▸ **What you have to do**: Only the text of the records belongs in the answer, copied exactly, with every picture omitted.

▸ **Input**:
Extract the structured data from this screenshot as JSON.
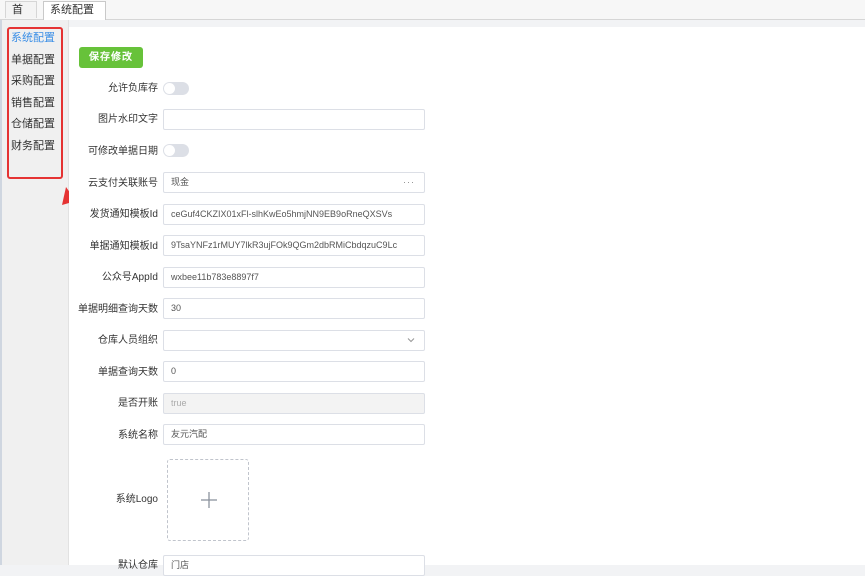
{
  "tabs": [
    {
      "label": "首页"
    },
    {
      "label": "系统配置",
      "close": "×"
    }
  ],
  "sidebar": {
    "items": [
      {
        "label": "系统配置"
      },
      {
        "label": "单据配置"
      },
      {
        "label": "采购配置"
      },
      {
        "label": "销售配置"
      },
      {
        "label": "仓储配置"
      },
      {
        "label": "财务配置"
      }
    ],
    "active_index": 0
  },
  "toolbar": {
    "save_label": "保存修改"
  },
  "form": {
    "allow_negative_stock": {
      "label": "允许负库存",
      "on": false
    },
    "watermark_text": {
      "label": "图片水印文字",
      "value": ""
    },
    "editable_doc_date": {
      "label": "可修改单据日期",
      "on": false
    },
    "cloud_pay_account": {
      "label": "云支付关联账号",
      "value": "现金",
      "more": "···"
    },
    "ship_template_id": {
      "label": "发货通知模板Id",
      "value": "ceGuf4CKZIX01xFl-slhKwEo5hmjNN9EB9oRneQXSVs"
    },
    "doc_template_id": {
      "label": "单据通知模板Id",
      "value": "9TsaYNFz1rMUY7lkR3ujFOk9QGm2dbRMiCbdqzuC9Lc"
    },
    "official_appid": {
      "label": "公众号AppId",
      "value": "wxbee11b783e8897f7"
    },
    "detail_query_days": {
      "label": "单据明细查询天数",
      "value": "30"
    },
    "warehouse_org": {
      "label": "仓库人员组织",
      "value": ""
    },
    "doc_query_days": {
      "label": "单据查询天数",
      "value": "0"
    },
    "is_open_account": {
      "label": "是否开账",
      "value": "true"
    },
    "system_name": {
      "label": "系统名称",
      "value": "友元汽配"
    },
    "system_logo": {
      "label": "系统Logo"
    },
    "partial_field": {
      "label": "默认仓库",
      "value": "门店"
    }
  },
  "colors": {
    "accent": "#3a8ee6",
    "save_button": "#67c23a",
    "annotation": "#e53333"
  }
}
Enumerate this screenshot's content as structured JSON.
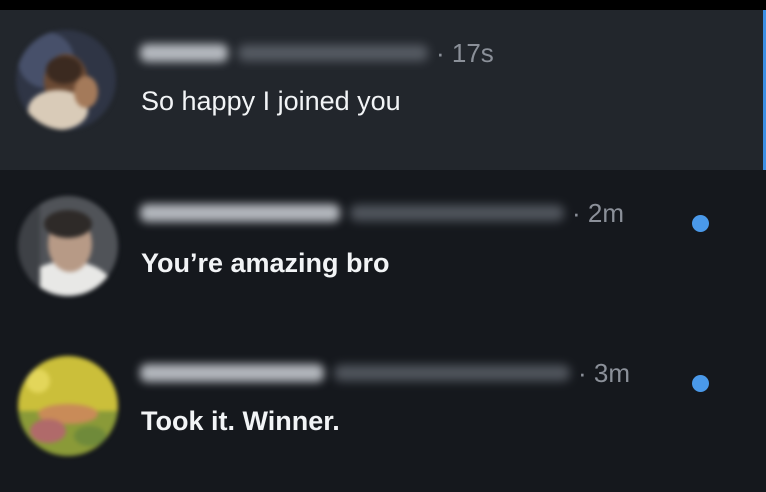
{
  "accent_color": "#4a99e9",
  "conversations": [
    {
      "time": "· 17s",
      "message": "So happy I joined you",
      "selected": true,
      "unread": false
    },
    {
      "time": "· 2m",
      "message": "You’re amazing bro",
      "selected": false,
      "unread": true
    },
    {
      "time": "· 3m",
      "message": "Took it. Winner.",
      "selected": false,
      "unread": true
    }
  ]
}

▸ **Result of this task**:
Extract the structured data from this screenshot as JSON.
{
  "tabs": [
    {
      "label": "首页"
    },
    {
      "label": "系统配置",
      "close": "×"
    }
  ],
  "sidebar": {
    "items": [
      {
        "label": "系统配置"
      },
      {
        "label": "单据配置"
      },
      {
        "label": "采购配置"
      },
      {
        "label": "销售配置"
      },
      {
        "label": "仓储配置"
      },
      {
        "label": "财务配置"
      }
    ],
    "active_index": 0
  },
  "toolbar": {
    "save_label": "保存修改"
  },
  "form": {
    "allow_negative_stock": {
      "label": "允许负库存",
      "on": false
    },
    "watermark_text": {
      "label": "图片水印文字",
      "value": ""
    },
    "editable_doc_date": {
      "label": "可修改单据日期",
      "on": false
    },
    "cloud_pay_account": {
      "label": "云支付关联账号",
      "value": "现金",
      "more": "···"
    },
    "ship_template_id": {
      "label": "发货通知模板Id",
      "value": "ceGuf4CKZIX01xFl-slhKwEo5hmjNN9EB9oRneQXSVs"
    },
    "doc_template_id": {
      "label": "单据通知模板Id",
      "value": "9TsaYNFz1rMUY7lkR3ujFOk9QGm2dbRMiCbdqzuC9Lc"
    },
    "official_appid": {
      "label": "公众号AppId",
      "value": "wxbee11b783e8897f7"
    },
    "detail_query_days": {
      "label": "单据明细查询天数",
      "value": "30"
    },
    "warehouse_org": {
      "label": "仓库人员组织",
      "value": ""
    },
    "doc_query_days": {
      "label": "单据查询天数",
      "value": "0"
    },
    "is_open_account": {
      "label": "是否开账",
      "value": "true"
    },
    "system_name": {
      "label": "系统名称",
      "value": "友元汽配"
    },
    "system_logo": {
      "label": "系统Logo"
    },
    "partial_field": {
      "label": "默认仓库",
      "value": "门店"
    }
  },
  "colors": {
    "accent": "#3a8ee6",
    "save_button": "#67c23a",
    "annotation": "#e53333"
  }
}
Enumerate this screenshot's content as structured JSON.
{
  "accent_color": "#4a99e9",
  "conversations": [
    {
      "time": "· 17s",
      "message": "So happy I joined you",
      "selected": true,
      "unread": false
    },
    {
      "time": "· 2m",
      "message": "You’re amazing bro",
      "selected": false,
      "unread": true
    },
    {
      "time": "· 3m",
      "message": "Took it. Winner.",
      "selected": false,
      "unread": true
    }
  ]
}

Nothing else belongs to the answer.